Fire Alarm Systems: Covers fire alarm control units, Digital Alarm Communicator Systems (DACS), wiring for alarm initiating and notification devices, and alarm system maintenance.
Motor Operation and Maintenance: Covers motor cleaning, testing, and preventive maintenance. Also describes basic troubleshooting procedures.
Heat Tracing and Freeze Protection: Covers heat tracing systems along with their applications and installation requirements.
HVAC Controls: Provides a basic overview of HVAC systems and their controls. Also covers electrical troubleshooting and NEC® requirements.
Medium-Voltage Terminations/Splices: Offers an overview of the NEC® and cable manufacturers’ requirements for medium-voltage terminations and splices.
Special Locations: Describes NEC® requirements for selecting and installing equipment, enclosures, and devices in special locations including places of assembly, theaters, carnivals, agricultural buildings, marinas, temporary installations, wired partitions, and swimming pools.
Total Hours:150 Hours of Class & Lab work
Hands on, Real-World PLC Training using Allen Bradley Equipment
We are able to take you from knowing basic electricity to uploading, downloading, troubleshooting, and setting up a new PLC to writing your first program in just 3 days. How? We only teach you what you need to know; no time wasted on theory or rarely used instructions. Plus you learn the "how to" in the most safe, reliable, and efficient way to reduce downtime while working with the PLC.
- PLC Basics Intro
- Input / output Modules
- Safety Circuit
- PLC Processors
- Numbering System & Codes
- Basic PLC Programming
- Time Instructions
- Counter Instructions
- Program Control Instructions
- Data Manipulation
- Math FUnctions
- Shift Registers & Sequencers
- Analog Inputs & Outputs
- Human Machine Interfaces
- Troubleshooting PLCs
Our Plumbing Apprentice program provides instruction to beginner students to get an orientation to basic construction skills and safety as well as specific training that will enable students to perform proficiently as plumbers on the job site.
This program will offer students classroom instruction on technical skills, but will predominately offer students hands-on experience to practice skills in a realistic setting with supervision and guidance. Students will be able to practice and enhance their plumbing skills that will enable them to work on residential, commercial, and industrial sites.

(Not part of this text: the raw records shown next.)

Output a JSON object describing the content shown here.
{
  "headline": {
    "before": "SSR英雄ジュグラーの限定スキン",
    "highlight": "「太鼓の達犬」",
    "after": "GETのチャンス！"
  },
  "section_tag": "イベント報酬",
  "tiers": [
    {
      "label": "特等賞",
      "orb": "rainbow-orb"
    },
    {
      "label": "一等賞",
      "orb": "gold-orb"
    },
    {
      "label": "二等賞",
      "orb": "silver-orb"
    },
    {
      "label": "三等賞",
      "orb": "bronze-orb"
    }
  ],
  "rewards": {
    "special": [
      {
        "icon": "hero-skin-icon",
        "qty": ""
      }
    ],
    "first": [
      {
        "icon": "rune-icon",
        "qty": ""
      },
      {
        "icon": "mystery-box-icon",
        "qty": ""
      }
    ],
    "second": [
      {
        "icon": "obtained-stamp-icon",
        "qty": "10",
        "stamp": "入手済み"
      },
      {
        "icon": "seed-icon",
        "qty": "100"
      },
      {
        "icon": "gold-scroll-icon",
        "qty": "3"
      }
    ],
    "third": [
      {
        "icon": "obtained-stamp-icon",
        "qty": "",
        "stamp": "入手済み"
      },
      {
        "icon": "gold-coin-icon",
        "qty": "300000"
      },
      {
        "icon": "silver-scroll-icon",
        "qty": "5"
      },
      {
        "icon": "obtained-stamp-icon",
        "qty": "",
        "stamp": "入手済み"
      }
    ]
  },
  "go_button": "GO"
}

The Length for our Plumbing programs will vary by level and set of skills involved, but the entire program for all 4 levels of instruction is 18 weeks. Each level is set in intervals of 4-5 weeks, with breaks provided between levels to allow students to take breaks similar to other schools and universities.